These companies and many others in tech grew headcounts rapidly during the pandemic, but are now pausing or reducing their workforce sizes as inflation and economic uncertainty threaten growth. And even though overall demand for tech talent remains strong — during the first quarter, U.S. employers posted 1.1 million tech jobs, a 43% increase from a year ago, according to information technology trade group CompTIA — along the way. Compensation packages are structured, it is likely to change.
For start-ups and smaller companies, expect to see less cash in the way of equity and in job offers as these companies try to save money in tough times, says Than Nguyen, founder and CEO of compensation benchmarking startup OpenComp.
He says that start-ups – until recently were willing to pay anywhere from 15% to 30% more to find the right candidate – are starting to focus on conserving their own cash, Especially if the last funding round was more than six months ago.
“What we are starting to see now is that phase I companies tend to be less aggressive on cash and more aggressive on equity for job offers because burning their cash is paramount now,” he said.
While a mix of cash and equity has long been the norm for pay packages in tech, this equation seems to be getting a little worse. Companies that issued shares at their peak to lure employees are now getting those shares at a much lower price.

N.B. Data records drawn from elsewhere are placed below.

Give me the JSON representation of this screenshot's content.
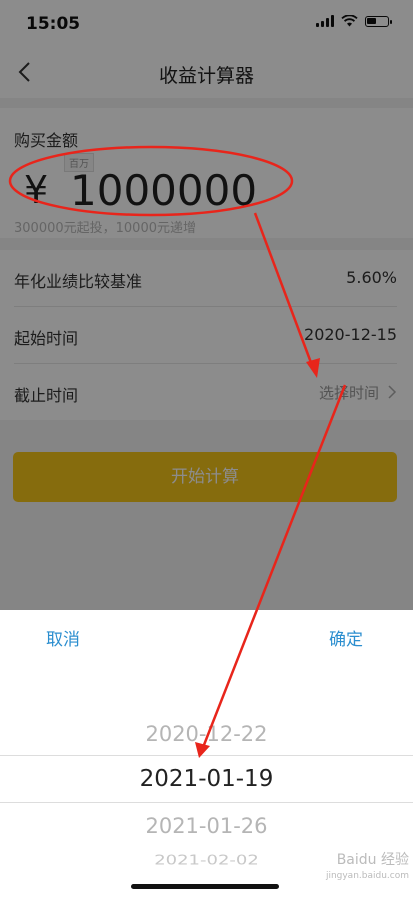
{
  "status": {
    "time": "15:05"
  },
  "nav": {
    "title": "收益计算器"
  },
  "amount": {
    "label": "购买金额",
    "unit_badge": "百万",
    "currency": "¥",
    "value": "1000000",
    "hint": "300000元起投，10000元递增"
  },
  "rows": [
    {
      "label": "年化业绩比较基准",
      "value": "5.60%"
    },
    {
      "label": "起始时间",
      "value": "2020-12-15"
    },
    {
      "label": "截止时间",
      "value": "选择时间"
    }
  ],
  "calc_button": "开始计算",
  "picker": {
    "cancel": "取消",
    "confirm": "确定",
    "options": [
      "2020-12-22",
      "2021-01-19",
      "2021-01-26",
      "2021-02-02"
    ],
    "selected_index": 1
  },
  "watermark": {
    "line1": "Baidu 经验",
    "line2": "jingyan.baidu.com"
  },
  "colors": {
    "accent_button": "#f5c518",
    "link": "#2b8ecf",
    "annotation": "#e8251b"
  }
}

“Either there is going to be a massive employee shakeout or massive losses because companies will have to cancel and reissue shares that are under water, or reissue them and keep the talent on board. cause to be weakened.” Nguyen said.
In May, Brex co-founder and co-CEO Henrik Dubgrass said the company’s $250 million tender offer was a means to give employees “some liquidity to weather this storm.”
Big public companies like Apple, Meta and Google are caught in this dilemma. Nguyen believes there are going to be big implications for these giants, given the massive hiring run with equity grants when share prices were rising. “We’re going to start seeing the implications of this start in our third-quarter earnings report,” he says.
‘big gorilla in the room’
The ongoing strength in tech hiring won’t disappear, but it is likely to diminish. Nicola Morini Bianzino, chief technology officer at EY, says opportunities will continue to be found for people with AI, data, Web3 and cloud architecture skills, describing them as talents that can “take companies to the next level.”
Nguyen adds that individuals with these skill sets are “highly valuable and will be able to demand significant cash and equity.”
The pain will be felt more by technical generalists such as sales, operations or marketing. “As people moved around it, increased compensation from 10% to 15% across the board,” he says. In a recession, labor costs would start to stagnate and people would be likely to hold positions for longer, he added.
“Recession is the big gorilla in the room,” Nguyen says. “It has a big impact on whether people stay or leave a job,” says Nguyen.